Raw data START

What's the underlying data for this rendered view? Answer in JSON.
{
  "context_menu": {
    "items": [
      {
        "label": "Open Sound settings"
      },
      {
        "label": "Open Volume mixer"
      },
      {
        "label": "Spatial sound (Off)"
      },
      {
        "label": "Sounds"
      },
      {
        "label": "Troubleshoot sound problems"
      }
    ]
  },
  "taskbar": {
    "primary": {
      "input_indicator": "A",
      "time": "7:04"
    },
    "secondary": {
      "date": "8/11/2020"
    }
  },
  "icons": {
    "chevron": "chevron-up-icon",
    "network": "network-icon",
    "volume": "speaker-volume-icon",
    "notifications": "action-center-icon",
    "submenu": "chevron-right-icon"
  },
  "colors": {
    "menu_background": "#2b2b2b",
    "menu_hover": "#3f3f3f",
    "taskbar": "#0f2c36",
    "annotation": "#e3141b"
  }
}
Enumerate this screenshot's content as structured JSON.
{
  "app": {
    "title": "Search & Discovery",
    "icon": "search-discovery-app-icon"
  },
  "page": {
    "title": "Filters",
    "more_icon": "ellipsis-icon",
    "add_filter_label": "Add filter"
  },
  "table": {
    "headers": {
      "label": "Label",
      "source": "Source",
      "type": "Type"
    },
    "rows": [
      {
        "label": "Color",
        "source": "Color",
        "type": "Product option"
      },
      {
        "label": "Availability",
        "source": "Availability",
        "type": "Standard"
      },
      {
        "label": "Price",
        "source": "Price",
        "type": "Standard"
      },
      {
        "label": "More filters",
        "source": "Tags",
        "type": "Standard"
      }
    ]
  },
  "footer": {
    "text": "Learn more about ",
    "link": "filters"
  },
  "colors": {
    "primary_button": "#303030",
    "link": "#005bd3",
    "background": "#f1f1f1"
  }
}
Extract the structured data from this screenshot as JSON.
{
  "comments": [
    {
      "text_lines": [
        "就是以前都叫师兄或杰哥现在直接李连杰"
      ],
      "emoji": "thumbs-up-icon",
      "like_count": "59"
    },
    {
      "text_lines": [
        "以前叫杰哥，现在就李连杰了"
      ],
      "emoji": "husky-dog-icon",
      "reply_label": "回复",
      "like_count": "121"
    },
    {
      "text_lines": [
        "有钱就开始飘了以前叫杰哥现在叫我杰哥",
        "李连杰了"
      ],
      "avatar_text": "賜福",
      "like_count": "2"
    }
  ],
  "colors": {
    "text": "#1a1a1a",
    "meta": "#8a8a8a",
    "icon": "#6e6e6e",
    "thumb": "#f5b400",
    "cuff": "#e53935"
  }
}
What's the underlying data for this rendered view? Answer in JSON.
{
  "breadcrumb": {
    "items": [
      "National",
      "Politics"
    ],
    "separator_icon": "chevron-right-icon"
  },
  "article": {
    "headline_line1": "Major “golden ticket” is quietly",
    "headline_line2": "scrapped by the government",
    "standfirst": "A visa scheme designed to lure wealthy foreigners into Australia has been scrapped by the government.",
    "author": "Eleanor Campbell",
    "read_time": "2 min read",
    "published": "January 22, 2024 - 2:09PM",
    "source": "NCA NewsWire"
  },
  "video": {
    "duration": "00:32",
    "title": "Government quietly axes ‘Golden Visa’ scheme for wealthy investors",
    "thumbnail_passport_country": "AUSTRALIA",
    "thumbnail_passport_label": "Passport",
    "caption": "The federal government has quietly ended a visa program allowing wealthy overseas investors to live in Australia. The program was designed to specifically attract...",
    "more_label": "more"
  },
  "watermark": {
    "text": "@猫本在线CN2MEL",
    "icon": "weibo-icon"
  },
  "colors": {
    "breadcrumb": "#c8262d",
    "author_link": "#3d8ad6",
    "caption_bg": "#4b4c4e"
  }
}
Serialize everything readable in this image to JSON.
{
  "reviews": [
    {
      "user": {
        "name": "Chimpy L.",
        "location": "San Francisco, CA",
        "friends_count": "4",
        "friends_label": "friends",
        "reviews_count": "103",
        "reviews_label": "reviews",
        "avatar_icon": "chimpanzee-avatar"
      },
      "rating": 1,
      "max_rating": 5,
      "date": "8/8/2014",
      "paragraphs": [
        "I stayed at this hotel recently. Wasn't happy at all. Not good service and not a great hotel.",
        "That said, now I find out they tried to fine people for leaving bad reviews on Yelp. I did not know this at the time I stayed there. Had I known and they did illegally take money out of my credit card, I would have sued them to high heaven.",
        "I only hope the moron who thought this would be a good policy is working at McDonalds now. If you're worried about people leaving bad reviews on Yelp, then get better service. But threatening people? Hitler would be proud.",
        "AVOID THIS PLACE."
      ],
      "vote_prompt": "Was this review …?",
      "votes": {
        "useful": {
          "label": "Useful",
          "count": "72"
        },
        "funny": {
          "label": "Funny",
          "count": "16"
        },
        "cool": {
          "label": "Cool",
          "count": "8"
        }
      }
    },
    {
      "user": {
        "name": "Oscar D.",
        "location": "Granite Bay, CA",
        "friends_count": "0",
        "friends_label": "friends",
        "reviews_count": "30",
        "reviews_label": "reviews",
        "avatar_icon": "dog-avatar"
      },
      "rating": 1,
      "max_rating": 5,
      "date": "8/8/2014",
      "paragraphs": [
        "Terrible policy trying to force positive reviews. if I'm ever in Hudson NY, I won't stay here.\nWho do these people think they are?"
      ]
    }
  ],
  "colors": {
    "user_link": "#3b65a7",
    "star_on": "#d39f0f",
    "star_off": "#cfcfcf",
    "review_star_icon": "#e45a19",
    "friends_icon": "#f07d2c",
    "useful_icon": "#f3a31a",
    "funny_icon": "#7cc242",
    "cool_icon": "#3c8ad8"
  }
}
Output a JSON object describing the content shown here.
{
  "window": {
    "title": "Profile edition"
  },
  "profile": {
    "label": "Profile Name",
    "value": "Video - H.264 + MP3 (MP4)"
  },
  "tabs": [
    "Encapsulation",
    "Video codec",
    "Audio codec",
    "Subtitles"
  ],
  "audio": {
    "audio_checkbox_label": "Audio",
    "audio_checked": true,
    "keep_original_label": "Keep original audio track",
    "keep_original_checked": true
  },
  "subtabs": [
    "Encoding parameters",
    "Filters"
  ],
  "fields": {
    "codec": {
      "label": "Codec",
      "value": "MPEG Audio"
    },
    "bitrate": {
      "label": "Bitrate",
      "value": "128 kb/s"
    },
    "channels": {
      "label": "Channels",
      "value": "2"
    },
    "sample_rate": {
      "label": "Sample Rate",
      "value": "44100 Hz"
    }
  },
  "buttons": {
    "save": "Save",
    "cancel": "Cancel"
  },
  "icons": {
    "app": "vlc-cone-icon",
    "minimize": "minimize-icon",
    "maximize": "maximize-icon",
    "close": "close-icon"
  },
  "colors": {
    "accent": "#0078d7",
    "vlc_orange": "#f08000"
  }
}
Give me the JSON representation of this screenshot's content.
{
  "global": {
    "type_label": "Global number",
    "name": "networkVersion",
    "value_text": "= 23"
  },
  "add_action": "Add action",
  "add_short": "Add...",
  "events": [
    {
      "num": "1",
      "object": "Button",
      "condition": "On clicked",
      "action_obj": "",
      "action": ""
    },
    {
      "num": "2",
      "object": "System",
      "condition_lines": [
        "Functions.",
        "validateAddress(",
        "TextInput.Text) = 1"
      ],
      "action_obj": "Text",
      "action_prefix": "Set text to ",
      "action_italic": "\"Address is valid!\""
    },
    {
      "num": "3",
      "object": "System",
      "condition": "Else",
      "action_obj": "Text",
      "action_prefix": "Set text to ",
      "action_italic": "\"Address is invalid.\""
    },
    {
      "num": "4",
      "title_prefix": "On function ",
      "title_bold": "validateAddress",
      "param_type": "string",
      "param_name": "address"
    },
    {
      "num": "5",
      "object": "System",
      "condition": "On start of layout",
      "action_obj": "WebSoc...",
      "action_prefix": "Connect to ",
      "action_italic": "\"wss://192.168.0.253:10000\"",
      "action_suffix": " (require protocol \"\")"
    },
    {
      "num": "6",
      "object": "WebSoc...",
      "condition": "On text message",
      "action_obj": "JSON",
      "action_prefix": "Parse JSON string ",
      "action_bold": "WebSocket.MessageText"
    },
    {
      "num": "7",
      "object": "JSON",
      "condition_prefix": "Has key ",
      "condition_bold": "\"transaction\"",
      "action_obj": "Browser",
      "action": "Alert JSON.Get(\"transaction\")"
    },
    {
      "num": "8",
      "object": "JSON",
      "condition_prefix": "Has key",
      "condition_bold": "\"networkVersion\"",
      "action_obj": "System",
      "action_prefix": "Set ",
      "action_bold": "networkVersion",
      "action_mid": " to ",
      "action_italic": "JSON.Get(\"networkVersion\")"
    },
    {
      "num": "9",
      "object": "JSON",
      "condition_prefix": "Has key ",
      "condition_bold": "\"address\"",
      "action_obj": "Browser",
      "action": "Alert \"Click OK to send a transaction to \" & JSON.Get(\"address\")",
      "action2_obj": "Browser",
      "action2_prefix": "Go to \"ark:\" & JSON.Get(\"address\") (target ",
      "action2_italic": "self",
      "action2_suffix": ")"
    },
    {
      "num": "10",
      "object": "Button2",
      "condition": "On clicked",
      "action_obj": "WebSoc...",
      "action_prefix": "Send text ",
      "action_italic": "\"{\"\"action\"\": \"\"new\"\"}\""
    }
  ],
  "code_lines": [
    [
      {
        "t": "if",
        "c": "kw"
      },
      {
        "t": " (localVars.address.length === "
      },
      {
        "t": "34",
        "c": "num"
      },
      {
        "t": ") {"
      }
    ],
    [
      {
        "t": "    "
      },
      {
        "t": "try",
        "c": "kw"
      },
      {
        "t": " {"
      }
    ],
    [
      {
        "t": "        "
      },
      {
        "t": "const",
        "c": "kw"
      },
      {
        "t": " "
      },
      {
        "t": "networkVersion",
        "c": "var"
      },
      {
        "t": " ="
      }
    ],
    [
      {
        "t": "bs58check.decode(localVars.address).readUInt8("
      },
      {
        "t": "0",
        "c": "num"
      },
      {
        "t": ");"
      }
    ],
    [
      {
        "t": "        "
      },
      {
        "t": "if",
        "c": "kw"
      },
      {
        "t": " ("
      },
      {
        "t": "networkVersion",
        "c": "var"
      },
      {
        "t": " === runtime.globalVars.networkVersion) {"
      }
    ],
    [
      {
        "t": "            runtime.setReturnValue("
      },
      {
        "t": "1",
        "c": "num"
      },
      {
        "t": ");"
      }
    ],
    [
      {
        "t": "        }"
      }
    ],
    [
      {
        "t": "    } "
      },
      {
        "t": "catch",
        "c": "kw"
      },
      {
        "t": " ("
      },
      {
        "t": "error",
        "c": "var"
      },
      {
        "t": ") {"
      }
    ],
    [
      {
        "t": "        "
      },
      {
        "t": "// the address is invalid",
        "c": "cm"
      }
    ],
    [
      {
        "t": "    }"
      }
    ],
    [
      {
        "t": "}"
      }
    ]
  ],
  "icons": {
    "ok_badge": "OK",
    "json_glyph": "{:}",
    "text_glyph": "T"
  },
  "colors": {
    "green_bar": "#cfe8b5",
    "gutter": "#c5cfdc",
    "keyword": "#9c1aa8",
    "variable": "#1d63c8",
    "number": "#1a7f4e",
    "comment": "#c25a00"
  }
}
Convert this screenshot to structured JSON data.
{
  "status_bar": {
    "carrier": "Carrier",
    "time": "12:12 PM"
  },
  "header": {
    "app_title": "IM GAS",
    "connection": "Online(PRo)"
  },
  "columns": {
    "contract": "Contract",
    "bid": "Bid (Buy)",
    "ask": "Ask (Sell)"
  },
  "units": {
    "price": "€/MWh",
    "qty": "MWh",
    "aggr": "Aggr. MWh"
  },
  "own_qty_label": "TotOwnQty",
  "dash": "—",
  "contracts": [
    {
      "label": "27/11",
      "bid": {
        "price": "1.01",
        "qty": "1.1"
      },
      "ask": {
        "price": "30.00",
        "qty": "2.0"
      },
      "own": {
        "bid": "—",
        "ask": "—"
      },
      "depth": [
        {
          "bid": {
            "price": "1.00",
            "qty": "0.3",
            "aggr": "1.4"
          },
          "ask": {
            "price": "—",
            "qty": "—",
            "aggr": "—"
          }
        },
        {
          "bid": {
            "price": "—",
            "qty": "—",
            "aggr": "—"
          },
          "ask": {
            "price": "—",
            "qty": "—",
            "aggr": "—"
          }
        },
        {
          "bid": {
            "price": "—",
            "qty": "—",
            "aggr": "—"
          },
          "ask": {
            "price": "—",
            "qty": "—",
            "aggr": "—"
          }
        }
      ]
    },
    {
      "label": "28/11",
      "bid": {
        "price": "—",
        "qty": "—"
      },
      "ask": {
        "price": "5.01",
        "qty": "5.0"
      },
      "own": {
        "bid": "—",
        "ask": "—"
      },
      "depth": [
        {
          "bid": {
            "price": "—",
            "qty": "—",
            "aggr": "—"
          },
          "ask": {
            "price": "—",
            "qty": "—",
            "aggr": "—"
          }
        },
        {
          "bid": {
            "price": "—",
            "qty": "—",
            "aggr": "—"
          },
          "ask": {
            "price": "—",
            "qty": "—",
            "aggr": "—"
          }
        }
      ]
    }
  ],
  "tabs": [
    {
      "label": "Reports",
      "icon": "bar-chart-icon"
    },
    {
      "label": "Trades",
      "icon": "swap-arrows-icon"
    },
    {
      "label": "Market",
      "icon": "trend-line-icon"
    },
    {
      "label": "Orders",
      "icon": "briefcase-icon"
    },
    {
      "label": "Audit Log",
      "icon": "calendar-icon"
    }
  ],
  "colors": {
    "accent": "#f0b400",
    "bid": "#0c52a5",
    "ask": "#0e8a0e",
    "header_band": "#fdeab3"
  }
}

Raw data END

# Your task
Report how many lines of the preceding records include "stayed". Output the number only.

# Solution to the problem
2